Historically Speaking: What Is Lent?
“So what did you give up for Lent?”
Whether you’re Catholic, Christian, Muslim, or Jewish, there’s a good chance that you don’t really know what Lent is all about. Now that you’re in college, you’re surrounded by plenty of peers from different walks of life, possibly for the first time ever. You’re learning that Ramadan requires Muslims to fast from sunup to sundown, that during Shabbat, Jewish people can’t use electricity, and that Catholics aren’t supposed to eat meat on Fridays during Lent. Since it is currently Lent, below is a fast and simple explanation of Lent, from Ash Wednesday to Easter Sunday.
Ash Wednesday: This is the first day of Lent, and it comes the day after Mardi Gras. (The 40-day period of penance and abstention is obviously preceded by a day called “Fat Tuesday.”) This takes place 46 days before Easter, according to the liturgical calendar, which normally falls in late February or early March. Catholics are expected to fast for the majority of the day, consuming only one meal. Most Catholics also go to an evening mass, where they receive a blessing from the priest, who marks them with a cross, drawn in ash on their forehead.
Lent: Lent, especially in the Catholic denomination, signifies the 40 days Jesus spent fasting in the desert, which can be found in the New Testament (Gospel). There are 46 total days during this period of time, but 6 are Sundays, and are traditionally excluded from the fast.
Traditionally, devotees might try to reaffirm their relationship with their faith by giving more to the church, praying more, or reading scriptures more regularly. These selfless, faith-driven acts were referred to as prayer, penance, almsgiving, and repentance. Many churches perform what’s called The Stations of the Cross on Fridays, where the faithful congregate around story carvings and read the story of Jesus’s struggle and crucifixion.
The main thing we learn about Lent nowadays is that Christians and Catholics give something up. While it used to be meat, it’s changed a lot in the last 10-20 years. Now, it is often looked at as a way to lose weight, and people commonly give up soda, chocolate, bread, cheese, or meat. Occasionally, some commit to one act of charity a day, or some other selfless or abstemious goal. Almost all give up meat on Fridays.

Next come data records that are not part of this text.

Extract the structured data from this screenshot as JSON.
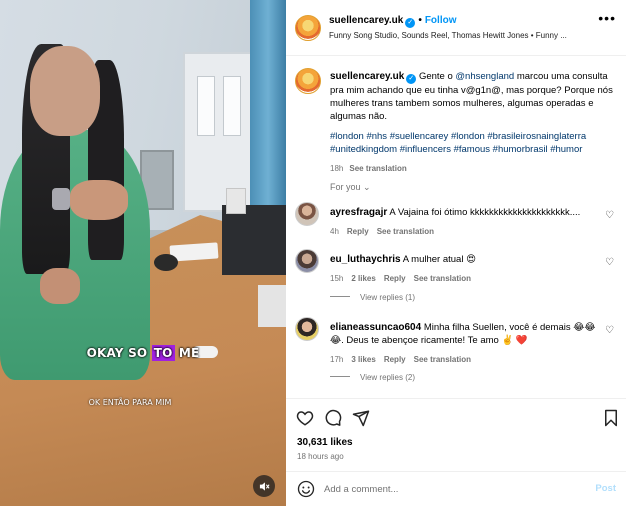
{
  "video": {
    "caption_before": "OKAY SO ",
    "caption_highlight": "TO",
    "caption_after": " ME",
    "subtitle": "OK ENTÃO PARA MIM",
    "mute_icon": "speaker-muted-icon"
  },
  "header": {
    "username": "suellencarey.uk",
    "follow_label": "Follow",
    "audio": "Funny Song Studio, Sounds Reel, Thomas Hewitt Jones • Funny ...",
    "more_label": "•••"
  },
  "post": {
    "username": "suellencarey.uk",
    "text_before": "Gente o ",
    "mention": "@nhsengland",
    "text_after": " marcou uma consulta pra mim achando que eu tinha v@g1n@, mas porque? Porque nós mulheres trans tambem somos mulheres, algumas operadas e algumas não.",
    "hashtags": "#london #nhs #suellencarey #london #brasileirosnainglaterra #unitedkingdom #influencers #famous #humorbrasil #humor",
    "time": "18h",
    "see_translation": "See translation"
  },
  "for_you_label": "For you",
  "comments": [
    {
      "username": "ayresfragajr",
      "text": "A Vajaina foi ótimo kkkkkkkkkkkkkkkkkkkkk....",
      "time": "4h",
      "likes": "",
      "reply": "Reply",
      "see_translation": "See translation",
      "view_replies": ""
    },
    {
      "username": "eu_luthaychris",
      "text": "A mulher atual 😍",
      "time": "15h",
      "likes": "2 likes",
      "reply": "Reply",
      "see_translation": "See translation",
      "view_replies": "View replies (1)"
    },
    {
      "username": "elianeassuncao604",
      "text": "Minha filha Suellen, você é demais 😂😂😂. Deus te abençoe ricamente! Te amo ✌️ ❤️",
      "time": "17h",
      "likes": "3 likes",
      "reply": "Reply",
      "see_translation": "See translation",
      "view_replies": "View replies (2)"
    }
  ],
  "actions": {
    "likes": "30,631 likes",
    "time_ago": "18 hours ago",
    "add_comment_placeholder": "Add a comment...",
    "post_label": "Post"
  },
  "colors": {
    "link_blue": "#0095f6",
    "mention_blue": "#00376b",
    "caption_highlight": "#a020e0",
    "muted_text": "#737373"
  }
}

Palm Sunday: Palm Sunday occurs on the Sunday right before Easter and kicks off Holy Week. This is a feast day, which commemorates Jesus’s successful arrival in the city of Jerusalem. Sermons are often given outside. Many churches distribute palm leaves to represent the branches or palm leaves that were placed at Jesus’s feet upon his arrival. We’re talking the Roman equivalent of a red carpet here. Nowadays, most kids and churchgoers tie these Palm leaves into crosses.
Holy Thursday: This is a holy day, also referred to as Maundy Thursday, which is the last Thursday of Lent, and also the day of The Last Supper. (Jesus’s last supper before his crucifixion.) It is the fifth day of Holy Week, and different sects celebrate in various ways. A few common themes include the washing of the feet, the procession of the Blessed Sacrament, the ringing of bells, and the blessing of the holy oils.
Good Friday: This is the day of Jesus’s crucifixion. For Catholics, this is another day of fasting, with only one meal allowed. The Passion service or the Stations of the Cross often happen on this day. It’s kind of a big deal, like Ash Wednesday, but not nearly as important as Easter.
Holy Saturday: Holy Saturday simply commemorates the day that Jesus’s body laid in the tomb. This is important because it is meant to show that Jesus was actually dead, which gives further faith of his resurrection.
Easter: Though you might not know this, Easter is actually the most important day in the Christian calendar. While Christmas gets a lot of credit, it’s really Easter that Christians and Catholics consider the most important holiday. This day commemorates when Jesus rose from the dead, proving to his believers that he was their savior.
Nowadays, most Christians still celebrate Easter by going to a long church service in their Sunday Best, and this also ushers in the new life of Spring. You’ll see a lot of pastel colors, fancy hats, and cute little kids in fancy clothes. Most Americans, Christian or otherwise, celebrate by decorating eggs, eating chocolate, and welcoming the Easter Bunny.
Photo credit: harry07